EXERCISE OBJECTIVE: Note each line in the data holding the string "type" and report it.

RECORDS TO PROCESS:
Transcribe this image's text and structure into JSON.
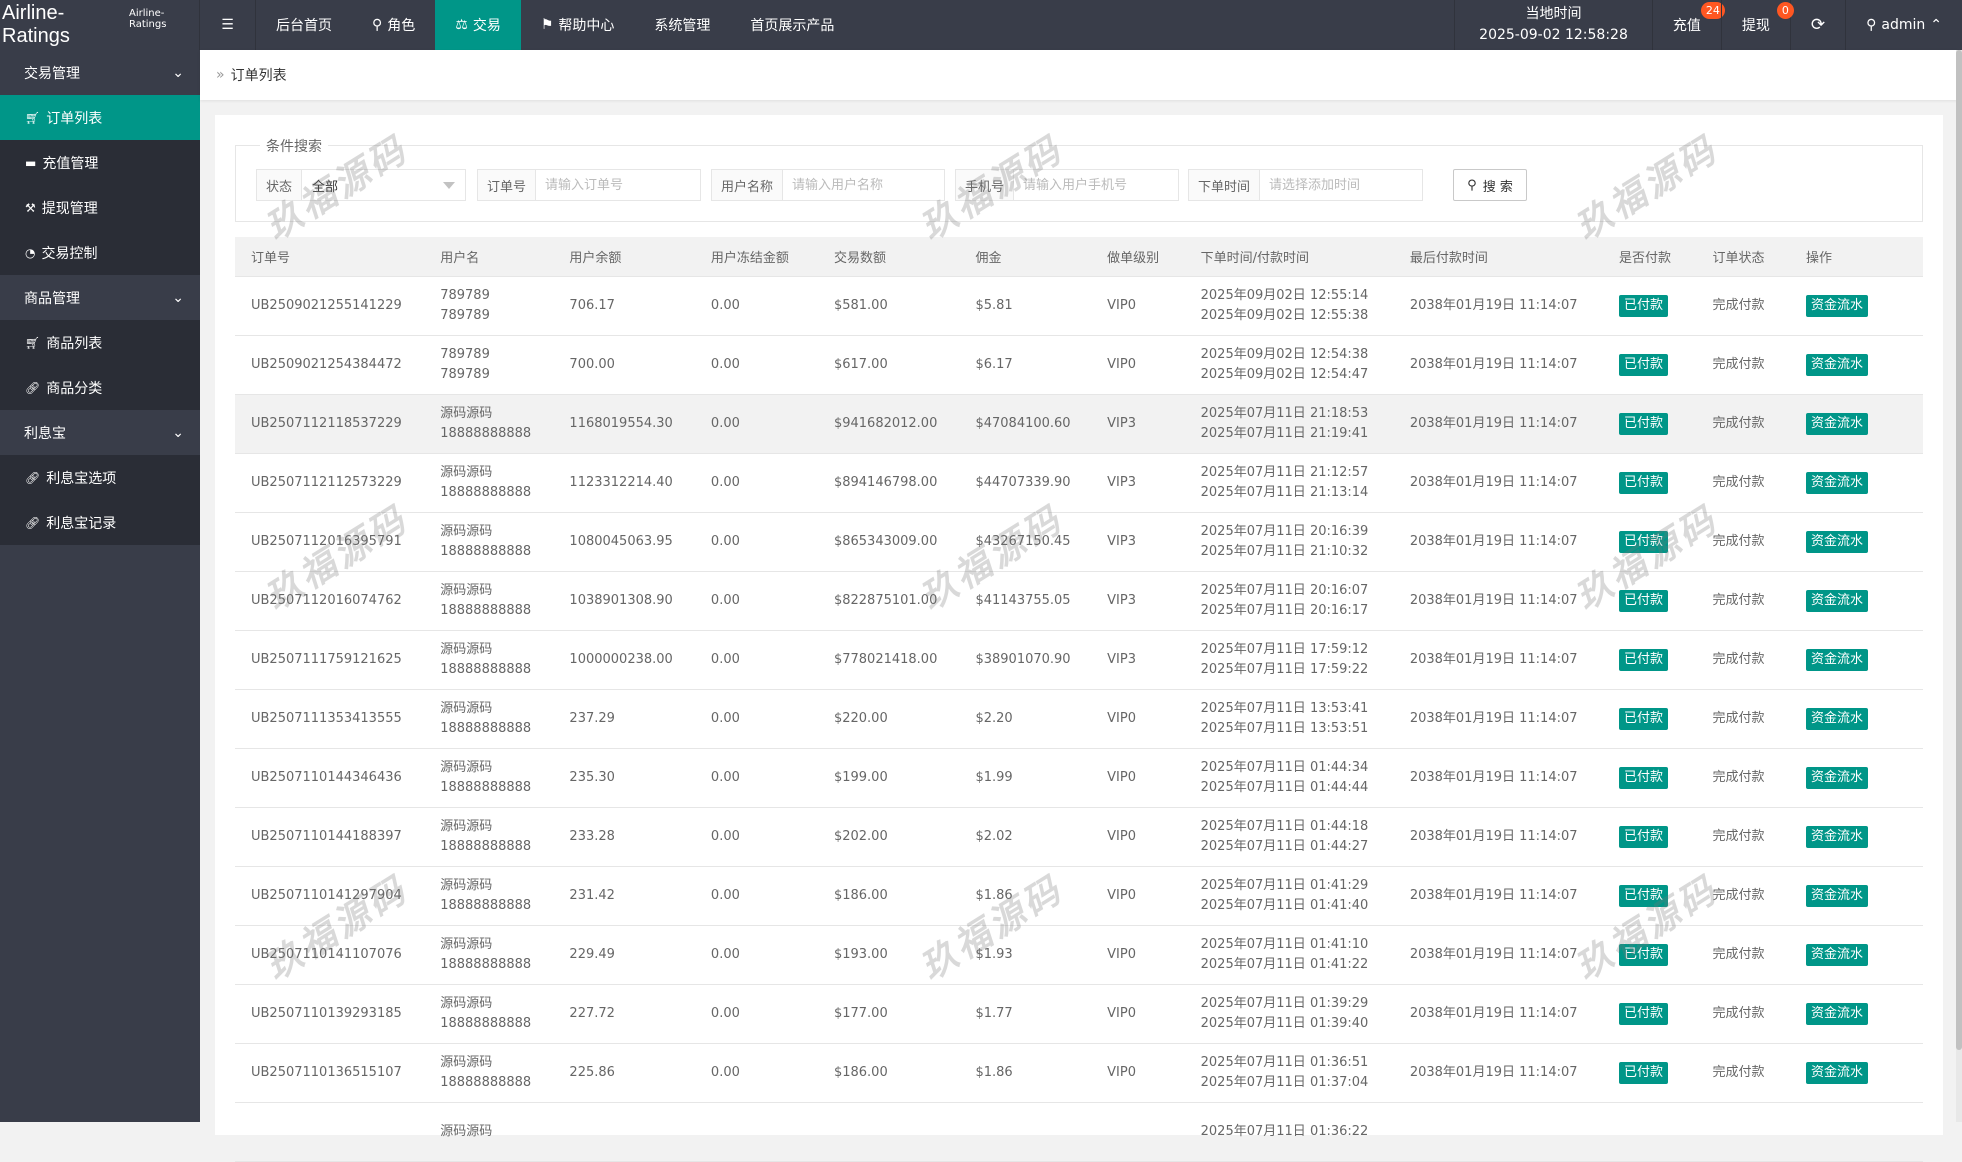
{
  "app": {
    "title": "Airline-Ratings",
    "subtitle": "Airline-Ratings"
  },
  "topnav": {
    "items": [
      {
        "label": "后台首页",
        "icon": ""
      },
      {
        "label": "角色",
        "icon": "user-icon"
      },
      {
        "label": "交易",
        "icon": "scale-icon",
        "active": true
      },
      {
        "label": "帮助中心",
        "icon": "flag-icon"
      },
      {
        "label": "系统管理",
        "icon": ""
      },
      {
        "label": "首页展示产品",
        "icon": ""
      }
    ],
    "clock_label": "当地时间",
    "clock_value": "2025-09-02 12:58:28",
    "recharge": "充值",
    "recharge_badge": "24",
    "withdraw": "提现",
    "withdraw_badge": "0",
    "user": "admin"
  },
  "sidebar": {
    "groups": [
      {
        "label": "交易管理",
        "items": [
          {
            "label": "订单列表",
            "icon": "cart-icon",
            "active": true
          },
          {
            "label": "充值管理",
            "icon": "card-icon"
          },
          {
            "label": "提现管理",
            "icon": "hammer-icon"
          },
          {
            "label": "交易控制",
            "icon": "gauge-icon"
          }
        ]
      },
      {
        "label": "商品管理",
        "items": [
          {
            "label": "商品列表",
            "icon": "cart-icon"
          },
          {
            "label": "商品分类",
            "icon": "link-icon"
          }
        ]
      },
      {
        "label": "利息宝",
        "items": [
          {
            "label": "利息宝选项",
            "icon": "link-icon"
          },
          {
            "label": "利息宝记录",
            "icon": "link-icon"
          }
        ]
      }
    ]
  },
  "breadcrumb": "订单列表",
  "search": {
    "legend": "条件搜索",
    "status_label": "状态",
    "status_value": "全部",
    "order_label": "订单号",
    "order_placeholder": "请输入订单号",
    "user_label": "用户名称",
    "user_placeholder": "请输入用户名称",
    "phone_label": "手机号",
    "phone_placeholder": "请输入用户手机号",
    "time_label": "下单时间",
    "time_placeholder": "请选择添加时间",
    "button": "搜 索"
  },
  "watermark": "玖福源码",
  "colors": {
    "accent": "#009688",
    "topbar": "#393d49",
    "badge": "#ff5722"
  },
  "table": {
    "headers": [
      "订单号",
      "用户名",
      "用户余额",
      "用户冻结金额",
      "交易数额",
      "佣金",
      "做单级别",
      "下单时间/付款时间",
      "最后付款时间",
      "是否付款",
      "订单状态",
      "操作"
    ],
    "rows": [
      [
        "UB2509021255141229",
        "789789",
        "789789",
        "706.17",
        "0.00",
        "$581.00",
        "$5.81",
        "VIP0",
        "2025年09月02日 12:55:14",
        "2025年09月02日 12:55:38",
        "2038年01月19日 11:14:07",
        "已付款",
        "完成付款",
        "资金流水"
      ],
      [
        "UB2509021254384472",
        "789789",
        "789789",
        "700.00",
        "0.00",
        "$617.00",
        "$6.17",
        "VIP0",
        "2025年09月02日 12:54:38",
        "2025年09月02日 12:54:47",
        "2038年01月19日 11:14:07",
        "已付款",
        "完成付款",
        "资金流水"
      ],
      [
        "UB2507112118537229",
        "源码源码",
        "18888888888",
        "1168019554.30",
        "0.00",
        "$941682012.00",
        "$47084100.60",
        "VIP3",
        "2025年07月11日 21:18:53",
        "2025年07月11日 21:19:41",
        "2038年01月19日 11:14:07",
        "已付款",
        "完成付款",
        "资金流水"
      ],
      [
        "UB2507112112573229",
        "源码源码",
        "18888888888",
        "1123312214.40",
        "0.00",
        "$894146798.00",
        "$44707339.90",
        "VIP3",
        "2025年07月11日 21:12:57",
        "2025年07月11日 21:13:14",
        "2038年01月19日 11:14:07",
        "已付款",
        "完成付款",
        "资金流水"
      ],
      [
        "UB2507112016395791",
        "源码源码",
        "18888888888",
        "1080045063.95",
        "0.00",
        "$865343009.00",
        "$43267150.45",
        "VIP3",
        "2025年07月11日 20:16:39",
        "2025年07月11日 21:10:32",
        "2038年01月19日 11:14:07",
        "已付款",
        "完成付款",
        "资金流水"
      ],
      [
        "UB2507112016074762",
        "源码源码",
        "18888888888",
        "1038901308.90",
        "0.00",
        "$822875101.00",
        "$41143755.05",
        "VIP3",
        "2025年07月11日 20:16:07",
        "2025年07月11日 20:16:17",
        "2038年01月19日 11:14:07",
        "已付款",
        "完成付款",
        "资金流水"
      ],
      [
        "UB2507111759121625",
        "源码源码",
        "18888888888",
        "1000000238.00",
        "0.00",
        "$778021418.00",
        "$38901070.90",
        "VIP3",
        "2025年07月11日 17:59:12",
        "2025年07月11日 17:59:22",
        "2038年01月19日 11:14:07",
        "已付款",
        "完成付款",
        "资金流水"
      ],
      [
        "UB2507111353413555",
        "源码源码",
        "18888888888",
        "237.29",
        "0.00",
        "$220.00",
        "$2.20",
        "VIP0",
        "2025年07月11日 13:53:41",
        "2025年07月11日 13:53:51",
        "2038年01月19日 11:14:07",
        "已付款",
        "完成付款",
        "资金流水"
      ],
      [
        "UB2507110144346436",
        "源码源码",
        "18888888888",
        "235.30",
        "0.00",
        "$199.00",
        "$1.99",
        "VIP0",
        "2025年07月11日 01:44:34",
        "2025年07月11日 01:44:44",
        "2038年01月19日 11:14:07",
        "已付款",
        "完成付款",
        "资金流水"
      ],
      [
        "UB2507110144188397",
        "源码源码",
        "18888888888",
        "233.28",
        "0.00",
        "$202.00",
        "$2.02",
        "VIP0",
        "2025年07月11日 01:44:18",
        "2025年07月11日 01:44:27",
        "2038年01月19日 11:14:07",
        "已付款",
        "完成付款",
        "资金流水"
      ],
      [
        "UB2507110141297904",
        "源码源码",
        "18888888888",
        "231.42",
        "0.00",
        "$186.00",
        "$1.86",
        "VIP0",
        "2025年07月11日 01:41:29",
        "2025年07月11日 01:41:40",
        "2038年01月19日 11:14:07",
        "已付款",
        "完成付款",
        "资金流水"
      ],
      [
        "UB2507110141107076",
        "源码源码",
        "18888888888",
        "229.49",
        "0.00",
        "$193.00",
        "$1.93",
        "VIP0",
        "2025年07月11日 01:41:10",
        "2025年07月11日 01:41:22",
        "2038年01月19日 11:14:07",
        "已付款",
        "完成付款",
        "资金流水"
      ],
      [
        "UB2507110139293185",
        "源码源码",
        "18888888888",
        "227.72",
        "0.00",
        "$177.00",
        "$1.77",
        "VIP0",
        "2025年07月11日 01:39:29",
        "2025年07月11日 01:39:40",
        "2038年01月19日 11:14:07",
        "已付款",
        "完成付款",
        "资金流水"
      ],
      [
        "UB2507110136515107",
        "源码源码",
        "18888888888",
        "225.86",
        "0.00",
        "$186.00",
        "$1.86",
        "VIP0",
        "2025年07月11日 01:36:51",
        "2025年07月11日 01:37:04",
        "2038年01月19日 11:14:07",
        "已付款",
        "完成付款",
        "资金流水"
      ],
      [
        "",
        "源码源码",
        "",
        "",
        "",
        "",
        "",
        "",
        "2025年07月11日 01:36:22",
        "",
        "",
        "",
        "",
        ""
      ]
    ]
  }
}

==

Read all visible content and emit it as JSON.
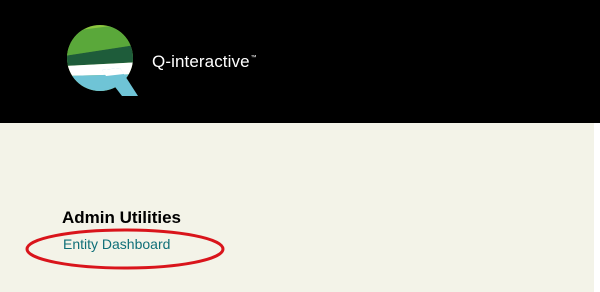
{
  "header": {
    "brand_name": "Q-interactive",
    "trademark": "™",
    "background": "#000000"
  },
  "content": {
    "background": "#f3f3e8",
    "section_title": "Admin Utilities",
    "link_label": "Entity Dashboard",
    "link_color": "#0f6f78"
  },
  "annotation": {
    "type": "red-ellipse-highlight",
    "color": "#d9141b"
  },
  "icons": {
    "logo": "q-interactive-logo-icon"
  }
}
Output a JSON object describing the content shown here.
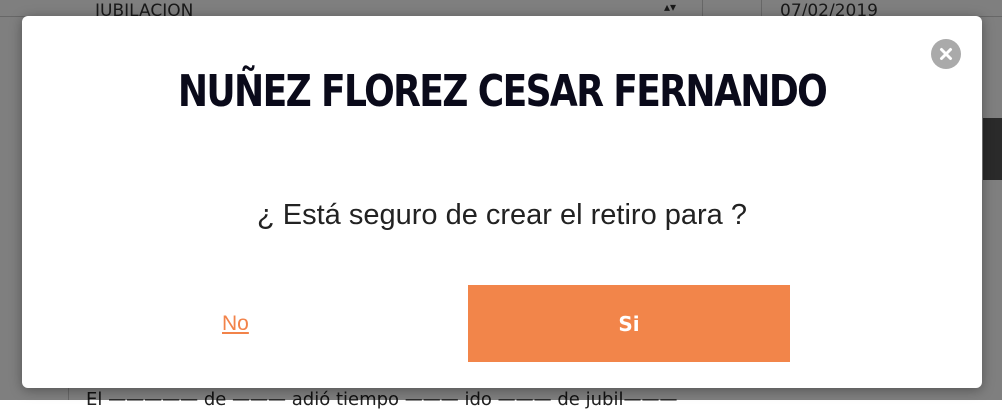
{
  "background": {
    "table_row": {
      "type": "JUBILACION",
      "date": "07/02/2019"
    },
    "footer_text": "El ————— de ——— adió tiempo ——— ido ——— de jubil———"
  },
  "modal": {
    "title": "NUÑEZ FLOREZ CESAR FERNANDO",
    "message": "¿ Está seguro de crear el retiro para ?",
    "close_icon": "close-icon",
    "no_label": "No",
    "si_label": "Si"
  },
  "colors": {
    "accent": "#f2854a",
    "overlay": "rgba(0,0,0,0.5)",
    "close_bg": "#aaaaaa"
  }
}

RESPONSE:
    "type": "red-ellipse-highlight",
      "type": "JUBILACION",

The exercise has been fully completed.